Greetings from Norwich.
There’s a little phrase I won’t be using again for some time! The month of April is upon us and I can hear the sound of removal lorries warming their engines. The new St A’s Manse is being renovated at a fantastic pace. I’ve been so impressed by the combination of love and expertise that the Deacons have brought to bear on this hefty task. As a family, our involvement has been thoroughly enjoyable. One our ‘jobs’ has been suggesting some colours for the internal paint-scheme. Debbie (my wife) and I scanned plenty of charts, bought ‘tester pots’ of paint and experimented by daubing the walls with uneven patches of colour. Elephant’s Breath, Purple Pout, Sumptuous Plum, Moroccan Flame – you name it, we’ve had a splash of it. We finally settled for Antique Ivory White for all surfaces. It sounds rather stylish, but looks rather Magnolia to the untrained eye. I’ll have to emphasise to visitors that our choice is nothing more than a distant cousin to the favoured paint of hospitals, schools, etc.
Talking of visual spectacles, many of you will know that a lunar eclipse is taking place during April. The best places to see it are in North, Central and South America, but Cambridge gets a glimpse at 5.55am on the morning of 15th April. Sadly, it’s all over by 5.57am when the moon sets.
For countless millennia, humankind has observed such moments and considered them to be auspicious. In ancient China, a myth developed that a celestial dragon was eating the moon (or sun) during an eclipse. It’s still a tradition in some parts of China today to beat pots and pans during an eclipse to ward off this evil attack. The Chinese name for ‘eclipse’ is 吃 (‘chih’) meaning, literally, ‘to eat’.
The ancient Greeks also attached various mythological beliefs to eclipses. However, the word that they chose to describe it – ekleipo – means, simply, ‘to fail’. When one of the heavenly bodies is seemingly extinguished, it has failed.
In Luke’s Gospel, the word ekleipo is used in 23:45 to describe the failure of the sun’s light as Jesus is crucified. The word is also spoken by Jesus, when He comforts his disciples just prior to His arrest:
“Simon, Simon, behold, Satan demanded to have you, that he might sift you like wheat, but I have prayed for you that your faith may not fail (ekleipo). And when you have turned again, strengthen your brothers.” (Luke 22:31-32 ESV)
Jesus’ words are not quite what many would expect in this particular situation. Firstly, Simon Peter is given the terrifying news that Satan has asked to have him (and the other disciples) that he might sift them like wheat. The thought of being vigorously shaken in ‘Satan’s Sieve’ is a horrid one; it sounds like one of the very worst of human experiences is on its way. Secondly, Jesus reveals that He has prayed for the disciples – wonderful news, things are looking up! However, thirdly, we discover that Jesus has not prayed that the disciples will be spared this sifting process.
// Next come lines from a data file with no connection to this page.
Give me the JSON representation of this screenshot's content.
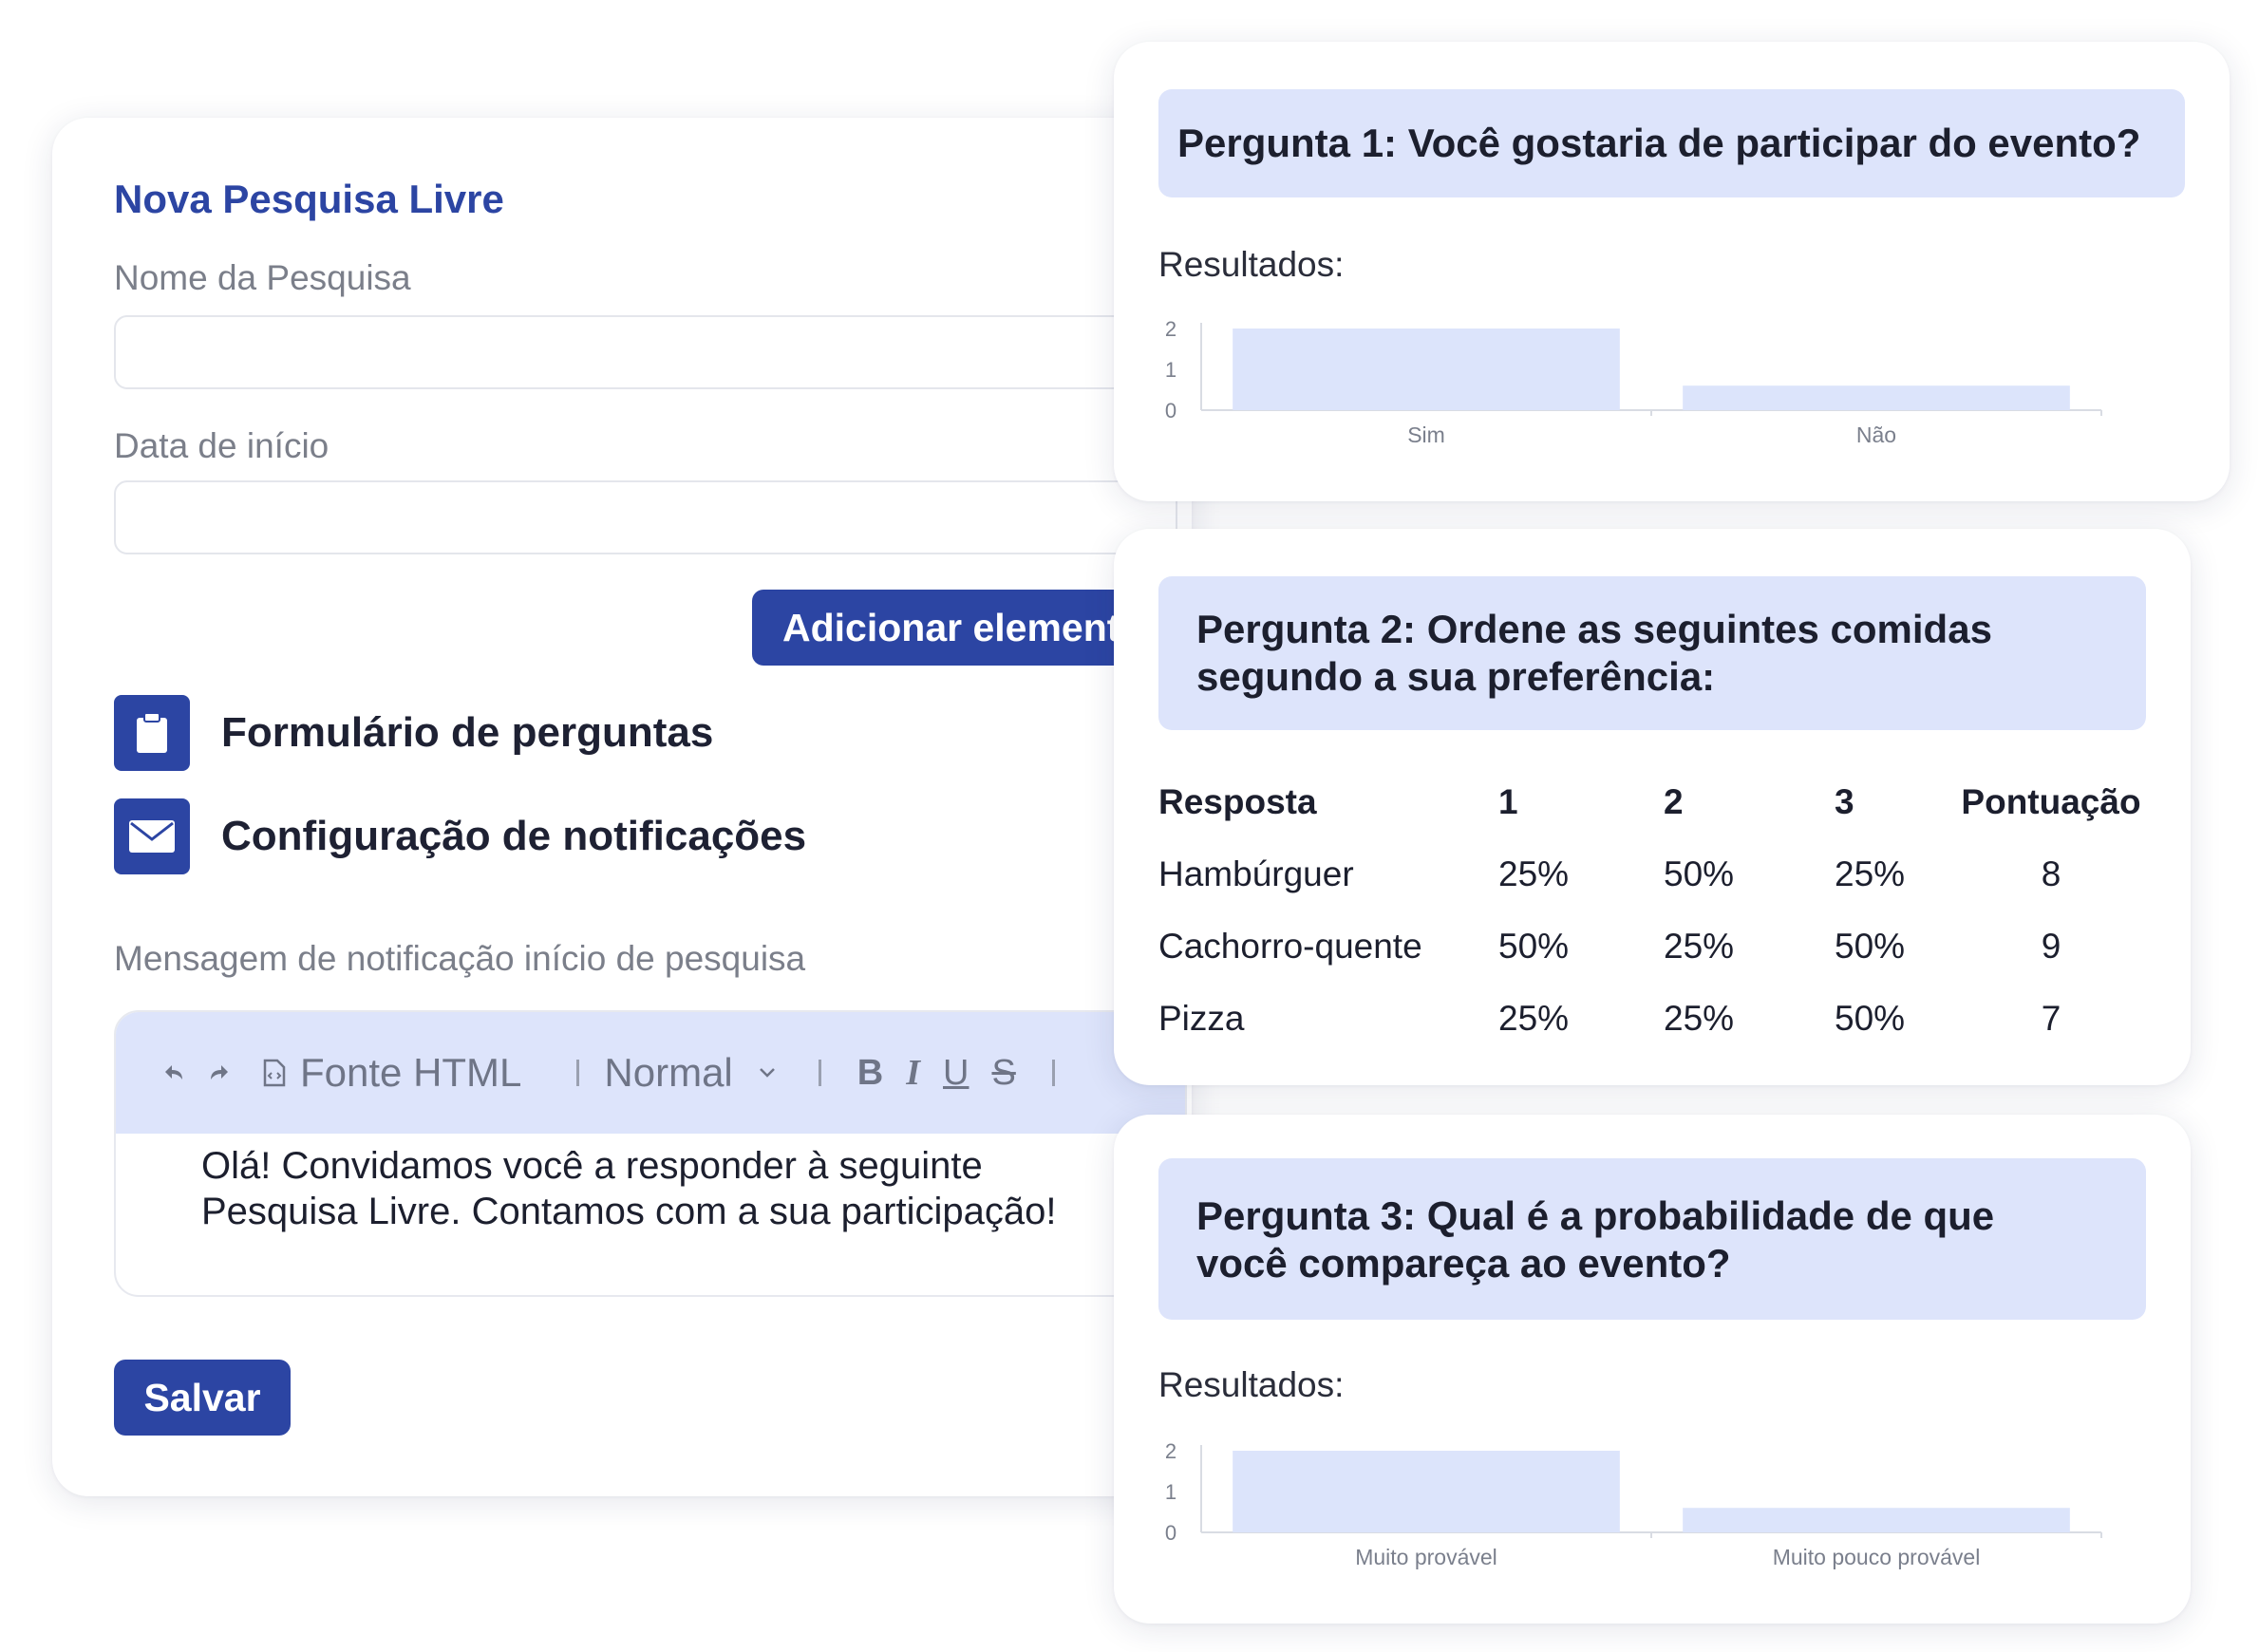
{
  "form": {
    "title": "Nova Pesquisa Livre",
    "name_label": "Nome da Pesquisa",
    "name_value": "",
    "date_label": "Data de início",
    "date_value": "",
    "add_button": "Adicionar elemento",
    "sections": [
      {
        "label": "Formulário de perguntas",
        "icon": "clipboard-icon"
      },
      {
        "label": "Configuração de notificações",
        "icon": "envelope-icon"
      }
    ],
    "message_label": "Mensagem de notificação início de pesquisa",
    "editor": {
      "source_label": "Fonte HTML",
      "format_value": "Normal",
      "bold": "B",
      "italic": "I",
      "underline": "U",
      "strike": "S",
      "text_line1": "Olá! Convidamos você a responder à seguinte",
      "text_line2": "Pesquisa Livre. Contamos com a sua participação!"
    },
    "save_button": "Salvar"
  },
  "q1": {
    "title": "Pergunta 1: Você gostaria de participar do evento?",
    "results_label": "Resultados:"
  },
  "q2": {
    "title_line1": "Pergunta 2: Ordene as seguintes comidas",
    "title_line2": "segundo a sua preferência:",
    "columns": [
      "Resposta",
      "1",
      "2",
      "3",
      "Pontuação"
    ],
    "rows": [
      [
        "Hambúrguer",
        "25%",
        "50%",
        "25%",
        "8"
      ],
      [
        "Cachorro-quente",
        "50%",
        "25%",
        "50%",
        "9"
      ],
      [
        "Pizza",
        "25%",
        "25%",
        "50%",
        "7"
      ]
    ]
  },
  "q3": {
    "title_line1": "Pergunta 3: Qual é a probabilidade de que",
    "title_line2": "você compareça ao evento?",
    "results_label": "Resultados:"
  },
  "colors": {
    "accent": "#2c45a3",
    "header_bg": "#dde4fb",
    "bar": "#dce4fb"
  },
  "chart_data": [
    {
      "type": "bar",
      "categories": [
        "Sim",
        "Não"
      ],
      "values": [
        2,
        0.6
      ],
      "ylim": [
        0,
        2
      ],
      "yticks": [
        "0",
        "1",
        "2"
      ]
    },
    {
      "type": "bar",
      "categories": [
        "Muito provável",
        "Muito pouco provável"
      ],
      "values": [
        2,
        0.6
      ],
      "ylim": [
        0,
        2
      ],
      "yticks": [
        "0",
        "1",
        "2"
      ]
    }
  ]
}
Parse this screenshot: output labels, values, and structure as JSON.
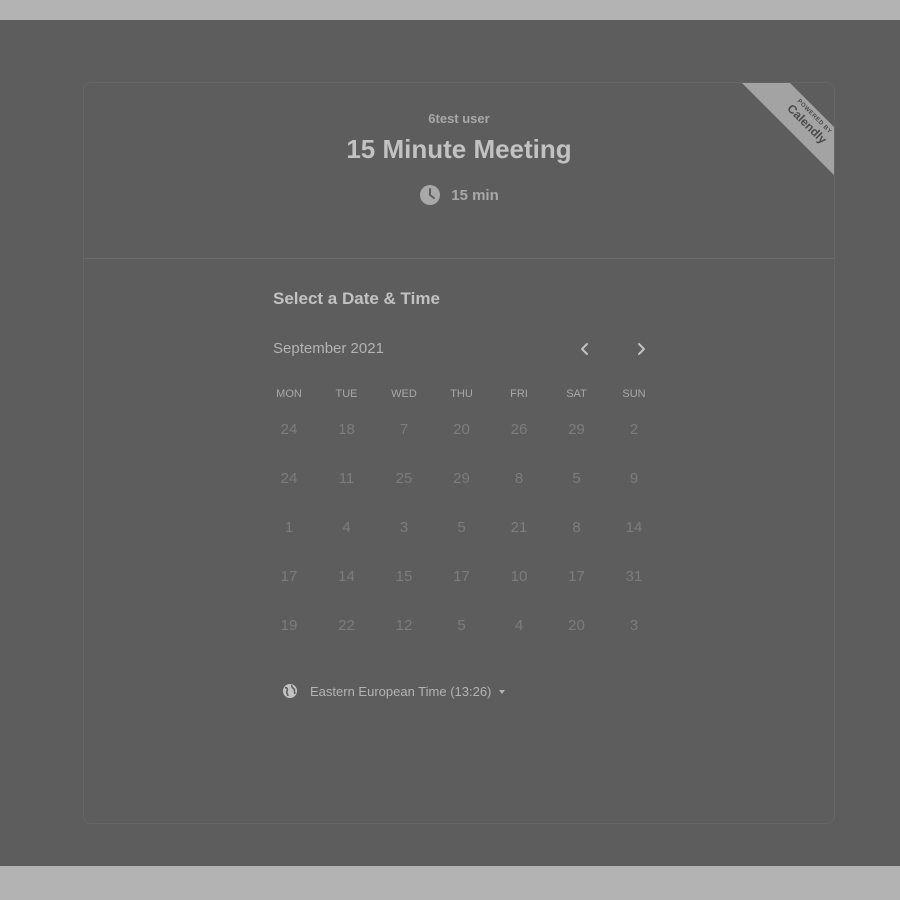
{
  "host": {
    "name": "6test user"
  },
  "event": {
    "title": "15 Minute Meeting",
    "duration": "15 min"
  },
  "badge": {
    "powered_by": "POWERED BY",
    "brand": "Calendly"
  },
  "calendar": {
    "section_title": "Select a Date & Time",
    "month": "September 2021",
    "weekdays": [
      "MON",
      "TUE",
      "WED",
      "THU",
      "FRI",
      "SAT",
      "SUN"
    ],
    "weeks": [
      [
        "24",
        "18",
        "7",
        "20",
        "26",
        "29",
        "2"
      ],
      [
        "24",
        "11",
        "25",
        "29",
        "8",
        "5",
        "9"
      ],
      [
        "1",
        "4",
        "3",
        "5",
        "21",
        "8",
        "14"
      ],
      [
        "17",
        "14",
        "15",
        "17",
        "10",
        "17",
        "31"
      ],
      [
        "19",
        "22",
        "12",
        "5",
        "4",
        "20",
        "3"
      ]
    ]
  },
  "timezone": {
    "label": "Eastern European Time (13:26)"
  },
  "icons": {
    "clock": "clock-icon",
    "globe": "globe-icon",
    "prev": "chevron-left-icon",
    "next": "chevron-right-icon",
    "dropdown": "caret-down-icon"
  }
}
It seems like the obvious thing to ask for. Surely it’s better to not go through trials and tribulations? Jesus has prayed, instead, that the sifting won’t lead to the failure of their faith. The disciples must shine, even on a day so awful that the sun can’t manage to do so.
Strange as it may seem, this is one of many occasions when Jesus calls for endurance within a difficult situation, rather than avoidance of that situation. Disciples are to expect tough times.
As Christ concludes His beautiful Sermon on the Mount, He tells the story of the wise and foolish builders: one builds his house on sand, the other on rock; both experience the same hardships: rain, floods and wind beating against the house. The house built on rock endures, unlike the neighbouring property with poor foundations.
Similarly, Jesus quantifies the benefits of following Him in these terms (italics are mine):
‘Jesus said, “Truly, I say to you, there is no one who has left house or brothers or sisters or mother or father or children or lands, for my sake and for the gospel, who will not receive a hundredfold now in this time, houses and brothers and sisters and mothers and children and lands, with persecutions, and in the age to come eternal life.’ (Mark 10:29-30 ESV)
It seems that Christians are only kidding themselves if they assume discipleship will involve exclusively happy, safe experiences – like perusing colour charts, or moving house from one beautiful city to another.
Of course, it’s fine to seek to avoid trouble and it’s fine to pray to be spared difficulties. But, should such times come upon us, we need to remember that Jesus warned us they would. And we need to be assured that Jesus is intervening on behalf of the most important thing: our faith.
With the power of Christ’s prayers behind us, our faith isn’t eaten up by the evil one or the world; it can still rise and shine.